“I would, however, like to correct one common misapprehension: I never co-opted Sad Puppies. To the contrary, I was the architect of the Sad Puppies most notorious success and at no point in time was there ever any conflict between the Sad Puppies and me. If you look more closely, you’ll notice that none of the four leaders of the Sad Puppies, from Larry to Kate, have ever made a single accusation on that score. I don’t intend to say any more than that, except to reiterate an absolute fact: I did not co-opt Sad Puppies and anyone who claims I did in any way, shape, or form is wrong.”

Day did not give up on his plans for Arkhaven but his attempt to involve himself more directly in Comicsgate had seriously backfired. More generally, Day had narrowed the field of support that he had in the online right. His feuds with figures such as Richard Spencer and Andrew Anglin (people willing to adopt the more overt trappings of Nazism) had earned him enemies to his marginal right and now the Comicsgate infighting had earned him enemies to his marginal-left (i.e. people who had embraced his anti-SJW rhetoric but were warier of being seen as white nationalist extremists).

Jon Del Arroz had also found himself on the less fun side of a right-wing social media harassment campaign.

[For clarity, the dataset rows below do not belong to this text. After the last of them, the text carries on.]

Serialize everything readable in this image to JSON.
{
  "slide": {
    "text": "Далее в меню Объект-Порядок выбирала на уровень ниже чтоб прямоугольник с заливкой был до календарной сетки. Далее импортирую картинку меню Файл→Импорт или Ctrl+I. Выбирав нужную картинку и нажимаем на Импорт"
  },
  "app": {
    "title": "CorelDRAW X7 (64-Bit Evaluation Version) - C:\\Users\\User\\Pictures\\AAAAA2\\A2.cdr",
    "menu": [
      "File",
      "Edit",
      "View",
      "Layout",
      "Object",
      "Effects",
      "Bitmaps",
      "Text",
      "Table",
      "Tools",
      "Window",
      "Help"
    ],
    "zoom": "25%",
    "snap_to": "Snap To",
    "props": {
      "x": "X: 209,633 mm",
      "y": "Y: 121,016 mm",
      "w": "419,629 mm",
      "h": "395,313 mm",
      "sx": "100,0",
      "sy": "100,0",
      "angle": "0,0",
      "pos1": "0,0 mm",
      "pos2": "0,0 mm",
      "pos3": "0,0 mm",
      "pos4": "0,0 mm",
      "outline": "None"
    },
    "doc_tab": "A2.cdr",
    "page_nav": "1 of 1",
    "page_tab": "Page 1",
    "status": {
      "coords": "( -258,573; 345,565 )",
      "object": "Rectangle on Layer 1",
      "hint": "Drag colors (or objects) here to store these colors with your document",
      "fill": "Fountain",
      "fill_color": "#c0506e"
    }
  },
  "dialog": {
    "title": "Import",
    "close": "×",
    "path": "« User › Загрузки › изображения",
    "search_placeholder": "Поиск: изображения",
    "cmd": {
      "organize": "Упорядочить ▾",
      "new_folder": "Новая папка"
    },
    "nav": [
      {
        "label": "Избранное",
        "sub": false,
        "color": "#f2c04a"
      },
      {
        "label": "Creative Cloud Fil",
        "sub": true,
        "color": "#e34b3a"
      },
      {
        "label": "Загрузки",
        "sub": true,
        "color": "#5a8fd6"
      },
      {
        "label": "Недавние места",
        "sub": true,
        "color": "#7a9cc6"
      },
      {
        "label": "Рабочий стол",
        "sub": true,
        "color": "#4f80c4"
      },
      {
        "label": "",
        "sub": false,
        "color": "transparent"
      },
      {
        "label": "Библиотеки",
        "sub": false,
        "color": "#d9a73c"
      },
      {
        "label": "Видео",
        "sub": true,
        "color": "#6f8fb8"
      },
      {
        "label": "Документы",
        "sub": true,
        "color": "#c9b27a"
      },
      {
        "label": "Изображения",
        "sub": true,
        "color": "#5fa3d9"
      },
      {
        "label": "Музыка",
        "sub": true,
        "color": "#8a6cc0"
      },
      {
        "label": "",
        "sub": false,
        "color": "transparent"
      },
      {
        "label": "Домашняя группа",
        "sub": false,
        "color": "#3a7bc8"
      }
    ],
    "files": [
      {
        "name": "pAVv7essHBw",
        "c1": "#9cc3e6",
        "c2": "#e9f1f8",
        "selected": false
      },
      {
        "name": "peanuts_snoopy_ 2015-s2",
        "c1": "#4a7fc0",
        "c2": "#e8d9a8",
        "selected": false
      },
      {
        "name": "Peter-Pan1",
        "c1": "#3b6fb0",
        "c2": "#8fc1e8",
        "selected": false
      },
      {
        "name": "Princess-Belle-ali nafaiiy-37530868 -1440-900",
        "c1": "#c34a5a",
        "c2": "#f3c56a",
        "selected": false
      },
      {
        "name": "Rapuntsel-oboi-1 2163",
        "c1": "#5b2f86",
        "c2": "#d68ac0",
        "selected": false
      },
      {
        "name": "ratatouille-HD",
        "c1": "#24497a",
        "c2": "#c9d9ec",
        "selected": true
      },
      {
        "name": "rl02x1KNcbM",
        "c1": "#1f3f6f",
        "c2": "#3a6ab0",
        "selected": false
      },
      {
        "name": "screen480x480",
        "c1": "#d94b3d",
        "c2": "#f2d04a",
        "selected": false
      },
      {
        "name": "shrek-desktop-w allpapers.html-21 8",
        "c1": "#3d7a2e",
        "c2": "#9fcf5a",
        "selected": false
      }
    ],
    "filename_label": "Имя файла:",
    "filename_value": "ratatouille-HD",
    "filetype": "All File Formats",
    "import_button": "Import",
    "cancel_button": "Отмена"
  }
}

By November 2018 he was declaring that Comicsgate was dead and that it was a failed movement[17]. Del Arroz also now conceded a point that many critics of Comicsgate had already observed: a lot of what was being produced by Comicsgate crowdfunded campaigns were either low quality or late or both.

“It divided the audience, made everyone angry. There was no more to it than that. It didn’t help people sell books. A lot of small time creators who were not seeing the indiegogo returns as the bigger names got angry. They were promised a new day in comics, it didn’t come. Books started to fail in their goal, and all because the youtube crowd moved from trying to help everyone and lift all boats… to trying to protect their increasingly shrinking corner of fandom”

When Del Arroz was more openly criticised by Ethan Van Sciver, Del Arroz struck back making another point that critics of Day, Van Sciver and Del Arroz would find familiar.

“Many of these guys do not, however. They’re stuck. This youtube money was never going to last forever. The whole premise was based on outrage, not actual products, and so these guys have to perpetually stoke outrage — at Vox Day, at me, at Miss Sashi, at smaller creators (Ethan dedicated several shows to attacking a guy who had an indiegogo with less than 20 backers because he spoke ill of EVS), at fans even — who I won’t name to protect them. They’re using the same tactics as the pros at Marvel/DC that they were originally mocking to get big.”

Outrage marketing had found its limits.

Despite this, Comicsgate would continue to rumble on in subsequent years. Del Arroz still continued to crowdfund comics and Vox Day continued to push his Arkhaven line. Culture wars do not have neat or definitive ends.